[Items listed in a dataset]

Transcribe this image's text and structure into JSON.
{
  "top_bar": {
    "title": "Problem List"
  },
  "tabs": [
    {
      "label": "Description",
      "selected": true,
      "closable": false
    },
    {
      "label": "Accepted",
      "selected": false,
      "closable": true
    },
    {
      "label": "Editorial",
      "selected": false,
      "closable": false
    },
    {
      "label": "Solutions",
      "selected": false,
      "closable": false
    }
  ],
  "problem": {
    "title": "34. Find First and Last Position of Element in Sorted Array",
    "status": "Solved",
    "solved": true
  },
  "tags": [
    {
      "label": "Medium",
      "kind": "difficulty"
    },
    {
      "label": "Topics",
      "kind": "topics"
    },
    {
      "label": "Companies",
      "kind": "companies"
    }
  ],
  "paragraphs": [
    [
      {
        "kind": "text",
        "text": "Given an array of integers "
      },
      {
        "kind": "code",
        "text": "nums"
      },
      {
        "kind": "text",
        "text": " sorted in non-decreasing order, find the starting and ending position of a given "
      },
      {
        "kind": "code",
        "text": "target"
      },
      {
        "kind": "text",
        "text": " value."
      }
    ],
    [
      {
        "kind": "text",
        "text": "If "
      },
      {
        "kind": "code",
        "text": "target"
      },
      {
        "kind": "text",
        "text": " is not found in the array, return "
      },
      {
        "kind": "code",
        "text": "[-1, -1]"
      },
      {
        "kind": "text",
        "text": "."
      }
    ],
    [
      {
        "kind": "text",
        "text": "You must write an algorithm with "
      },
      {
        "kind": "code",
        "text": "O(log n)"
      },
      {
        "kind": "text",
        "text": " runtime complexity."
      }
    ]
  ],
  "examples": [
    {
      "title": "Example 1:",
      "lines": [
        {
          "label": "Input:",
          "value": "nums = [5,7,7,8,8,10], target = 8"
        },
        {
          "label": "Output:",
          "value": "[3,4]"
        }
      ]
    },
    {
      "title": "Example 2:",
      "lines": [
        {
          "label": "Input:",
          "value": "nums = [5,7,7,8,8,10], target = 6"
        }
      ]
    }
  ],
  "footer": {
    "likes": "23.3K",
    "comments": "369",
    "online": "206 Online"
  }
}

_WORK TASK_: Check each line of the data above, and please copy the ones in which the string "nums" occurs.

_WRITTEN SOLUTION_:
        "text": "nums"
          "value": "nums = [5,7,7,8,8,10], target = 8"
          "value": "nums = [5,7,7,8,8,10], target = 6"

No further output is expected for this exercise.